SOURCE MATERIAL: Begin
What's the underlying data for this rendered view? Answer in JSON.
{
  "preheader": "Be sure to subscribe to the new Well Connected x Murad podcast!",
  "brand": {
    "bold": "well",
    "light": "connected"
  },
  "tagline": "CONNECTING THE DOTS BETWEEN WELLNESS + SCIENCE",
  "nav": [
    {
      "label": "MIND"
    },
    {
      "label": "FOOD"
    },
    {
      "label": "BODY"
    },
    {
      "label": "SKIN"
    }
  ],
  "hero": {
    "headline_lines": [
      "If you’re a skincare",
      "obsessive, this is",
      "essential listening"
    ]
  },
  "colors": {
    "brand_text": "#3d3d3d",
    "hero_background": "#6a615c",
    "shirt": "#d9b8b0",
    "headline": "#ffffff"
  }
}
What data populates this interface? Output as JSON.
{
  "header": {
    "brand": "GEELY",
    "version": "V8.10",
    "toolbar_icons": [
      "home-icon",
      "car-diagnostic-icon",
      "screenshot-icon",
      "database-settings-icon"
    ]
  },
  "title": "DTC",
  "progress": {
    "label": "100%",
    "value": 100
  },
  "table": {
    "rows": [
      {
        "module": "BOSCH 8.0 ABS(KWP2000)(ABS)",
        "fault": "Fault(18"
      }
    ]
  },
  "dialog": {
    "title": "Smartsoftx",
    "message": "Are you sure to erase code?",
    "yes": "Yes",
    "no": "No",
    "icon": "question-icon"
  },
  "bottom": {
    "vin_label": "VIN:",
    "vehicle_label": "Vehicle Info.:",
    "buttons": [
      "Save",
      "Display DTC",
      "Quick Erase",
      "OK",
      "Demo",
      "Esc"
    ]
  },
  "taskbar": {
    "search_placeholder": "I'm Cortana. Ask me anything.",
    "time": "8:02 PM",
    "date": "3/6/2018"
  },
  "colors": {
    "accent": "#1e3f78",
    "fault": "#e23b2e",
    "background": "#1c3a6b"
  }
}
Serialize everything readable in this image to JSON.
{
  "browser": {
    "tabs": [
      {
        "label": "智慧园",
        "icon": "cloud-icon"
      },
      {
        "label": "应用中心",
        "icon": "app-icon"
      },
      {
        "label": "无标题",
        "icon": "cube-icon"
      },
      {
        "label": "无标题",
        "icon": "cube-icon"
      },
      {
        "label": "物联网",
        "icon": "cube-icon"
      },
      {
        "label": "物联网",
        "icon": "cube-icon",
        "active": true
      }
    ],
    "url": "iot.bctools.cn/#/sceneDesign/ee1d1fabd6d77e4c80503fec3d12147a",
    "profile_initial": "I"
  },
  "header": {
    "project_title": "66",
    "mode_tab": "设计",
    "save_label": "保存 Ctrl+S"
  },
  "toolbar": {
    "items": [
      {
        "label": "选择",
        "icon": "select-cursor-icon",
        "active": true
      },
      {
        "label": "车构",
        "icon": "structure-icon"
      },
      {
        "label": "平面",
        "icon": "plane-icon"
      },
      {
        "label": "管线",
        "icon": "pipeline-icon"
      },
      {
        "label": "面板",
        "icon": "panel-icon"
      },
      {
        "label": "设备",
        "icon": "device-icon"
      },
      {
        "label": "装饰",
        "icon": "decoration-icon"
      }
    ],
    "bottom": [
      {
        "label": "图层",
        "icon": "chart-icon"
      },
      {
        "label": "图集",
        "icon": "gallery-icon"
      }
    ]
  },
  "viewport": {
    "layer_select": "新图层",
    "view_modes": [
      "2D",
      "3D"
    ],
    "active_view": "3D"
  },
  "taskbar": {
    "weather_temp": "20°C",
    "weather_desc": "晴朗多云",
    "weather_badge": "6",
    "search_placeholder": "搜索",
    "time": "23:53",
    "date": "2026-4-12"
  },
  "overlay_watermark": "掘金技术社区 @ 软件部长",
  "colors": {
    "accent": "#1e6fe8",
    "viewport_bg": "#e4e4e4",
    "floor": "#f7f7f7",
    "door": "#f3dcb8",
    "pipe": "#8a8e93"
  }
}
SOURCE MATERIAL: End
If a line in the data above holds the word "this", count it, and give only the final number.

## FINISHED TASK:
4